Please use this identifier to cite or link to this item:
標題: The+Effect+of+Hydrostatic+Pressure+Treatment+on+the+Levels+of+HSP90+and+HSP70+in+Boar+Spermatozoa+before+and+after+Freezing
作者: Pribenszky, Csaba
Kuo, You-Hai
Huang, San-Yuan
關鍵字: Boar spermatozoa;Hydrostatic pressure;Heat-shock proteins
出版社: 臺中巿: 國立中興大學農學院
Project: 農林學報, Volume 61, Issue 3, Page(s) 265-280.
A sublethal high hydrostatic pressure (HHP) shock was reported to significantly improve the motility and viability parameters of frozen bull and boar spermatozoa, supposedly due to the sublethal stress-induced transcriptional/post-transcriptional induction of stress proteins. However, the mechanism of cryoprotection effect of HHP treatment on sperm motility remains unclear. We have previously found that the decrease of HSP90 might be associated with a decline in sperm motility during cooling of boar spermatozoa. The purpose of this study was to evaluate the effect of HHP on the levels of HSP90 and HSP70 of boar spermatozoa before and after freezing. Semen were treated or not treated with 300 or 400 bar before the start of frozen semen preparation. Samples were collected at room temperature, 15℃, 5℃ and after thawing for protein analysis.
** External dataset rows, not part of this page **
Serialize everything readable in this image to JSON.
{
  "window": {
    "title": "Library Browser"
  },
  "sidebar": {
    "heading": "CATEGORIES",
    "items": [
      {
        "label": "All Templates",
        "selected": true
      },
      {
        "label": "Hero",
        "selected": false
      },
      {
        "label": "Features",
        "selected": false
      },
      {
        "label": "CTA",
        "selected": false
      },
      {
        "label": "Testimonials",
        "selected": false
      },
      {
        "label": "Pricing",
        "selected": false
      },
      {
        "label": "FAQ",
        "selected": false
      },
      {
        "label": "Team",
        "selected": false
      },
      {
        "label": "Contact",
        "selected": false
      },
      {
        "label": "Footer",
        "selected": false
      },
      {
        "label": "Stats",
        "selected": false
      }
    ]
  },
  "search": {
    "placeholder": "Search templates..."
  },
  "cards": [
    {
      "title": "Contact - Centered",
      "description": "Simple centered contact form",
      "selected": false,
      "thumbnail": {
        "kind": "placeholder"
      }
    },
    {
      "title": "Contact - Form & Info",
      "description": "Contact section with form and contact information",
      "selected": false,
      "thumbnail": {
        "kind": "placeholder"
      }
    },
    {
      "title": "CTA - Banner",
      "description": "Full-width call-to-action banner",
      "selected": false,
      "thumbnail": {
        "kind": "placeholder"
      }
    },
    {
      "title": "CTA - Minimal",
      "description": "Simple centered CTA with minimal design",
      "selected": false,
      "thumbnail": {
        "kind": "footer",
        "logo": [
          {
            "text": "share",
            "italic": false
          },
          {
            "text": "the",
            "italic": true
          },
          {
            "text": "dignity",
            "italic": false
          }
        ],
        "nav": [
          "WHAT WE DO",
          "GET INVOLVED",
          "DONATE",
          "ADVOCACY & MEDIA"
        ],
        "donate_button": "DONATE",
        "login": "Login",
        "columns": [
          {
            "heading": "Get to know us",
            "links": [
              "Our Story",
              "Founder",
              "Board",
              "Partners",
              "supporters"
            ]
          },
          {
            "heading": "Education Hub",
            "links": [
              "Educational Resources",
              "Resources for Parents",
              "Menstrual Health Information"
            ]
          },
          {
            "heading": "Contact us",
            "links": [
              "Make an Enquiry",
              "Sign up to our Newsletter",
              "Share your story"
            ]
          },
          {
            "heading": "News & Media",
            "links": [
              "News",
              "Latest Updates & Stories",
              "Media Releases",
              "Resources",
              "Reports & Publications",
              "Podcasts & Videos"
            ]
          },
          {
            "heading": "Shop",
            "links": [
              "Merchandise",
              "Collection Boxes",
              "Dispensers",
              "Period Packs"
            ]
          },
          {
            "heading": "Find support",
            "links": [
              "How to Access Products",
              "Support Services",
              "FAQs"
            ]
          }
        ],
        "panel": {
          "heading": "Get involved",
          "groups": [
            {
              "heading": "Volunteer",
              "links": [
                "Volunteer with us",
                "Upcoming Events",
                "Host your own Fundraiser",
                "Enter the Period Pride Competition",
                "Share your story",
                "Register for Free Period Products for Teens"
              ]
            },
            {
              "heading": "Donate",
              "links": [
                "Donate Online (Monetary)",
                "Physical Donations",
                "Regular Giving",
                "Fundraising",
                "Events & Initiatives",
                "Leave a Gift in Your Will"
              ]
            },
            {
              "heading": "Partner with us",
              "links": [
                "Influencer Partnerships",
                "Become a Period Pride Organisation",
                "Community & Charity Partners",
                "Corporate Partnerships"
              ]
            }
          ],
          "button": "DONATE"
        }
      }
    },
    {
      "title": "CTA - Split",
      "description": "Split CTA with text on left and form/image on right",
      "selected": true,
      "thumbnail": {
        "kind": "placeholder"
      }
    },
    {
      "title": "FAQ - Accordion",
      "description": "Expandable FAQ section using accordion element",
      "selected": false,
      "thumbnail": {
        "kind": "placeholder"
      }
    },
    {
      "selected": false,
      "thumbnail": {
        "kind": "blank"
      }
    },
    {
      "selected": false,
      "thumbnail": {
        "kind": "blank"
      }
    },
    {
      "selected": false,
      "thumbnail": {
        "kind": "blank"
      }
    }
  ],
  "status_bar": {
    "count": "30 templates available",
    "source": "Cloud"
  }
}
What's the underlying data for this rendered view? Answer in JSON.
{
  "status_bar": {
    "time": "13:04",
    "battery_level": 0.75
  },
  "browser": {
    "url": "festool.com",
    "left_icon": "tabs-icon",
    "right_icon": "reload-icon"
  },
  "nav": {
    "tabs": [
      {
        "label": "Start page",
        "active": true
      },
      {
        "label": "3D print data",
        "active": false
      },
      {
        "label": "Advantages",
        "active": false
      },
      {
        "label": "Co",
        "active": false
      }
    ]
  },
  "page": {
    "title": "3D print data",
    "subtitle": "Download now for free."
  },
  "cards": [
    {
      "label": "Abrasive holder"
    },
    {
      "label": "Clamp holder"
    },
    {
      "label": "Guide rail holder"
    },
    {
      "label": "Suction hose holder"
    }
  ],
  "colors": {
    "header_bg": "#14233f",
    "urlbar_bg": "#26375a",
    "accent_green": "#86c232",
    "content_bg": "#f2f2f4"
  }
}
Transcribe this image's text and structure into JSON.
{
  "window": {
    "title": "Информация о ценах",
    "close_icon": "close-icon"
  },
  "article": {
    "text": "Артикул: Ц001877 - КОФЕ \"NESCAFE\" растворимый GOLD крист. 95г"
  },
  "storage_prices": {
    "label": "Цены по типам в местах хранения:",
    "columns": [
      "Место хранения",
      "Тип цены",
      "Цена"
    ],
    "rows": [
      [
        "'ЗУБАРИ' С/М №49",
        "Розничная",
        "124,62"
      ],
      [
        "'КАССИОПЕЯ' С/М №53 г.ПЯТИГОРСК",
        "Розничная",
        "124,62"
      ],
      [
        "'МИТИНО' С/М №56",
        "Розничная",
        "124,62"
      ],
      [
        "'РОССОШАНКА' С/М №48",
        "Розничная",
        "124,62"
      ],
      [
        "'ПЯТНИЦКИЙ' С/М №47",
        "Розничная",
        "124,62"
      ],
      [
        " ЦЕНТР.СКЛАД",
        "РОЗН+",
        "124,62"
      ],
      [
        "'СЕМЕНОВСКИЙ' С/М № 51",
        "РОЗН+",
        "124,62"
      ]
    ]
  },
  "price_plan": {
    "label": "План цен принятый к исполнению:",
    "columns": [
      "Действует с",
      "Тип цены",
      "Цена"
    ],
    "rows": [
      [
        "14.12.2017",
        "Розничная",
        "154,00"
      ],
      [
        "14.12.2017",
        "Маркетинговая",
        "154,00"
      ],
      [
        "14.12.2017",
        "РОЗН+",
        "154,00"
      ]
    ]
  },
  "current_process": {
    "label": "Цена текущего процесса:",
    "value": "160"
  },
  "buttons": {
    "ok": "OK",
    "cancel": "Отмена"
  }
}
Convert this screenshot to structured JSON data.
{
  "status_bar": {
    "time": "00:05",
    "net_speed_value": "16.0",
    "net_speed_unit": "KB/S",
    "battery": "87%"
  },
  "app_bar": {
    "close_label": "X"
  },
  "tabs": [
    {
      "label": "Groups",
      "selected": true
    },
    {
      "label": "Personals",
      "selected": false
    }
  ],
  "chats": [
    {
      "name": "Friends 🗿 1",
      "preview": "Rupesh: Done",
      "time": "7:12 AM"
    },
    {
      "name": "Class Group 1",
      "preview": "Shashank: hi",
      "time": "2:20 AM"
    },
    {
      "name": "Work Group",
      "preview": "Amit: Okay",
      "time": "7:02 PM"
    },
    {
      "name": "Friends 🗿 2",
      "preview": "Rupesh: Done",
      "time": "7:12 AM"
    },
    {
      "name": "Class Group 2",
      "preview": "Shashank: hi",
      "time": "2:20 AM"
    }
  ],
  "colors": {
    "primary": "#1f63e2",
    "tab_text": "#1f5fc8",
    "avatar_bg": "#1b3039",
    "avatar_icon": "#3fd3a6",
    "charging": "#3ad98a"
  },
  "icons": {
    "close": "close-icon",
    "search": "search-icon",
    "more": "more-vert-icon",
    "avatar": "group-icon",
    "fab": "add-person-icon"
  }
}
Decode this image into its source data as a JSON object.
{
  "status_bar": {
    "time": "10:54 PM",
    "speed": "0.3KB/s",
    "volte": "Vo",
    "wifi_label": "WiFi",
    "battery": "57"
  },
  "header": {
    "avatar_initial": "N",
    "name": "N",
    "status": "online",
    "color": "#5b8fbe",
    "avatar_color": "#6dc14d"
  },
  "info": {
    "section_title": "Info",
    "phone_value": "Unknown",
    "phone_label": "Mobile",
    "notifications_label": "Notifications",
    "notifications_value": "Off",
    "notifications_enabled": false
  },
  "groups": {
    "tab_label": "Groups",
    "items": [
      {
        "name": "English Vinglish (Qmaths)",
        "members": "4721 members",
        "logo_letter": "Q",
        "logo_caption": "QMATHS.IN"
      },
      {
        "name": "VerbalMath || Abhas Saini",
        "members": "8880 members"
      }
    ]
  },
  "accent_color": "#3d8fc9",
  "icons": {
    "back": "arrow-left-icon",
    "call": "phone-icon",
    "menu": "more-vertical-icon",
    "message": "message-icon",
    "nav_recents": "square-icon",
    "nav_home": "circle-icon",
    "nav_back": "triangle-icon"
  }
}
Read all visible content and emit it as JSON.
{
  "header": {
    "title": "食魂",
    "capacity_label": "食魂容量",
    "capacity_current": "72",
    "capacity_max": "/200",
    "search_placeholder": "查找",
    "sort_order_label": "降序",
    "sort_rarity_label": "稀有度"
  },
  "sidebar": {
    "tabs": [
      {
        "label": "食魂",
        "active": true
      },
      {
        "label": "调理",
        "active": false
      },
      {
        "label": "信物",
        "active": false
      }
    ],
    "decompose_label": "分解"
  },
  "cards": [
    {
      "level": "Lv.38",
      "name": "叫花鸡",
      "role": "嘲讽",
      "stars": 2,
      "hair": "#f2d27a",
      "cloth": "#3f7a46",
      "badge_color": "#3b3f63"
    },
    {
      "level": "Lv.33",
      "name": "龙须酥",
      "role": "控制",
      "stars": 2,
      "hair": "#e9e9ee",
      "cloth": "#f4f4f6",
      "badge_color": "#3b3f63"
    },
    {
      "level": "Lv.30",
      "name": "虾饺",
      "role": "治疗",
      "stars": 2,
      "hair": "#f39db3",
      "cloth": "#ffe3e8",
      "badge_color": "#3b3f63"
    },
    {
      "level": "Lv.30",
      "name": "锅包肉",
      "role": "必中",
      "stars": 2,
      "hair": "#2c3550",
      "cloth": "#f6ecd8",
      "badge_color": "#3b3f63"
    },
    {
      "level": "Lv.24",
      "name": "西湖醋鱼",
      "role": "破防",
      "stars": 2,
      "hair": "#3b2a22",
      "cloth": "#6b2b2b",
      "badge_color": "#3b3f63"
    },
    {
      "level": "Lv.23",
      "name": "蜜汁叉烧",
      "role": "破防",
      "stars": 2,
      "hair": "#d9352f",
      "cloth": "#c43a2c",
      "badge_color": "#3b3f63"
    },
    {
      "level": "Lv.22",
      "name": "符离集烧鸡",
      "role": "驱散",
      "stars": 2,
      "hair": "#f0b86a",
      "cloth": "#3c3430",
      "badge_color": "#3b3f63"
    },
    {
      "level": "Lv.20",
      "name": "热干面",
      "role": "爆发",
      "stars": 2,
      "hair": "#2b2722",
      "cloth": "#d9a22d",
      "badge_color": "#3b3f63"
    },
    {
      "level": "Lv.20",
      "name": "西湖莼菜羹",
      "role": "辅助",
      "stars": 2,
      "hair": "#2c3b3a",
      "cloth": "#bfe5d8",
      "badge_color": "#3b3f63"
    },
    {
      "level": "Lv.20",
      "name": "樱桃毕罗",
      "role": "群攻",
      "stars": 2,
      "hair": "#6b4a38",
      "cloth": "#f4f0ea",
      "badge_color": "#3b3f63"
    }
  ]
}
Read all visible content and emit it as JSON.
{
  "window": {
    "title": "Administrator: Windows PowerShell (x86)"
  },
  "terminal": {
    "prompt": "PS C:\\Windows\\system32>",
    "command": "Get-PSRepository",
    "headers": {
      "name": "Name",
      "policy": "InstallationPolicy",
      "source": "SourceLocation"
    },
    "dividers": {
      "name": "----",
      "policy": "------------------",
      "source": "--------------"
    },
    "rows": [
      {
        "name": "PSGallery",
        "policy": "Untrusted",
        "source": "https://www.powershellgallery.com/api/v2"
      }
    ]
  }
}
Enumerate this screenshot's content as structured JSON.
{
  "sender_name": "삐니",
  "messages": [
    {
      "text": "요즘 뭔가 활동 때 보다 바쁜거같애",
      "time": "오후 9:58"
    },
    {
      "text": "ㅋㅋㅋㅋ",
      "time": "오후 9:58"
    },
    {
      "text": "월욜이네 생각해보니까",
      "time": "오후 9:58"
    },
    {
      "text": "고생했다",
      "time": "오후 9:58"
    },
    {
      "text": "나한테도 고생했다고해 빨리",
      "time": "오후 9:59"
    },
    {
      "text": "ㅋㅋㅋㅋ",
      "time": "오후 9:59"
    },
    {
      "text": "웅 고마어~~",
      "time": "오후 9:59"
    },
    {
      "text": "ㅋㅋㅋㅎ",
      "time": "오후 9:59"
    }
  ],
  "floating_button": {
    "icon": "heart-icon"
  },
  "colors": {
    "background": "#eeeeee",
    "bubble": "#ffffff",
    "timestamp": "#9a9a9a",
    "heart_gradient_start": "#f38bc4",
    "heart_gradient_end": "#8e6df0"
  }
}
The levels of HSP70 and HSP90 were analyzed by Western blotting and densitometry. The result of qualitative and quantitative protein analysis showed that the protein profile and the level of HSP70 and HSP90 in the HHP treated group were not differed with those in the control group (P>0.05). The level of HSP90 was significantly decreased after the semen was cooling to 5℃ (P<0.05). The results of this study suggested that HHP treatment did not affect the levels of HSP70 and HSP90 in porcine sperm. Thus HSP70 and HSP90 may not directly involve in the HHP induced cryoprotection of porcine spermatozoa. Further study for clarifying the possible mechanism of cryoprotective effect of HHP on porcine sperm is warranted.
Appears in Collections:第61卷 第03期

Files in This Item:
File SizeFormat Existing users please Login
151273-4.pdf296.44 kBAdobe PDFThis file is only available in the university internal network   
Show full item record

Google ScholarTM


Items in DSpace are protected by copyright, with all rights reserved, unless otherwise indicated.